I said in my first piece about 180 Degrees Longitude Between Us that starting a new series is a bit like stepping into the unknown. Something I expect from any series I decide to watch is to be entertained. If not, I turn just simply step out of that adventure and find another. To say 180 Degrees has been entertaining would be an understatement. I know I talked about the latest episode during my weekly BL Review, but I just can’t it out of my head. 

It was so good.

At dinner, both Inthawut and Sasiwimol sit in silence, neither one of them touching their food. Wang tries to lighten the mood with conversation, but nothing is helping. He knows his mother, with her conservative background may be willing to tolerate his sexuality, but she will never be able to accept it (and said as much to In earlier in the episode). It’s a conversation I’ve had about members of my own family multiple times and one of the things I love about Sukee’s script is how honestly it’s portrays the relationship between an LGBTQ+ child and a conservative parent. 

I should know, I’ve had that relationship.

While I do side with Wang, Sasiwimol does make compelling arguments that I’ve only come to appreciate as an adult. She wants her son to be happy, but she also wants to make sure that what he’s feeling is real and not a product of the circumstances that have led him to this point in his life. While Wang may not realize it, she does love him, all of him – she’s just not exactly the best at showing him that in a way he can honestly comprehend. So, he misinterprets everything. 

Again I’ve had that relationship. 

Pond Ponlawit and Mam McIntosh as Wang and Sasiwimol

Having interviewed Sukee, I was able to get some insight into his writing and the development of the characters and the archetypes they represent, and as a theatrical arts major, I have an appreciation for this series on many levels. But, it’s the raw emotion of it that’s so captivating. 

Mam McIntosh who plays Sasiwimol is one of the most fascinating characters for me. It’s through her that I’ve come to understand the thought process (and the emotional rollercoaster) my own parent went through. 

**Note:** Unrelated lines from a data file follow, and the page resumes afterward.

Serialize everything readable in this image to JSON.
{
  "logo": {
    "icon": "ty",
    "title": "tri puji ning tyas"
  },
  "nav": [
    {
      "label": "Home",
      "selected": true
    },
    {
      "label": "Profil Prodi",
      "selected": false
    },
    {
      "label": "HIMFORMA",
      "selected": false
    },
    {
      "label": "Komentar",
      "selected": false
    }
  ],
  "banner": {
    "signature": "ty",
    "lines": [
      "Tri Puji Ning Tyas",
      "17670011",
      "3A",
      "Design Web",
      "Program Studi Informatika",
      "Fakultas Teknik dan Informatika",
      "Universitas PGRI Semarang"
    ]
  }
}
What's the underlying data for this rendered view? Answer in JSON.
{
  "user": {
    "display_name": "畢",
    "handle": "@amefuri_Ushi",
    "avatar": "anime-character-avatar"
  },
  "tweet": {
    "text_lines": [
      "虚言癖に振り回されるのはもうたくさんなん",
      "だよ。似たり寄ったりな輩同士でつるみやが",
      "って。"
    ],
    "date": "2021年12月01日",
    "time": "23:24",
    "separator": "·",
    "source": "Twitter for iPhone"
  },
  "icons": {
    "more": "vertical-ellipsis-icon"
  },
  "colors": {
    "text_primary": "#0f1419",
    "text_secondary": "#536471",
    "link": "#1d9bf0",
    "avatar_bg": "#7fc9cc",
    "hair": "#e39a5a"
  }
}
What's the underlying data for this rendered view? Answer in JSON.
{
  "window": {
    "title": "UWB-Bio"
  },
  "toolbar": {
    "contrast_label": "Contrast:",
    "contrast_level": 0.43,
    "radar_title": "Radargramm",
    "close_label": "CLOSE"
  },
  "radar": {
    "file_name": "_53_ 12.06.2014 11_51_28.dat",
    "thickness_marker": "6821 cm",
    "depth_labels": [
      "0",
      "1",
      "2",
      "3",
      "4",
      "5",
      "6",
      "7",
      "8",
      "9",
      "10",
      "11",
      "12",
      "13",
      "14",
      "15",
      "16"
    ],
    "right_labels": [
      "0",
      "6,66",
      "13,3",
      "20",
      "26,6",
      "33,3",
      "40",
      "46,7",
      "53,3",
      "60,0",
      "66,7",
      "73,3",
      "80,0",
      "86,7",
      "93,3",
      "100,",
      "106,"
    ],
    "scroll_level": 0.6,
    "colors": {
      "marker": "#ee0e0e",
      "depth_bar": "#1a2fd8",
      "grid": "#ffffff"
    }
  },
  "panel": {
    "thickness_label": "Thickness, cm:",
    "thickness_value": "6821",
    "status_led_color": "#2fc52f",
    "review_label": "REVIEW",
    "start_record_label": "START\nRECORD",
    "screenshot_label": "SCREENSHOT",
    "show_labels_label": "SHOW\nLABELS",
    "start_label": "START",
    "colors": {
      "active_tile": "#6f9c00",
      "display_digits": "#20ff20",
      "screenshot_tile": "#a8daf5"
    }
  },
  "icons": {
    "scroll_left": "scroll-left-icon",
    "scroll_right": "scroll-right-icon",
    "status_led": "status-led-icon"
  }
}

It’s been almost cathartic.  

Wang, In (Nike Nitidon), and Sasiwimol

In seven episodes of television (presented in a language I am not a native speaker of)  Sukee has helped me realize that when it comes to the emotional trauma faced by LGBTQ+ youth when someone you expect to love you unconditionally, has conditions – I am not alone. He’s validated my feelings towards my own parents and has helped me to understand theirs. It’s an incredible piece that should not be missed. 

For the audience outside of Thailand 180 Degrees Longitude Between Us can be viewed on the GagaOOLala platform.

With the series finally airing this week, expect more post related to this incredible series. Stay tuned.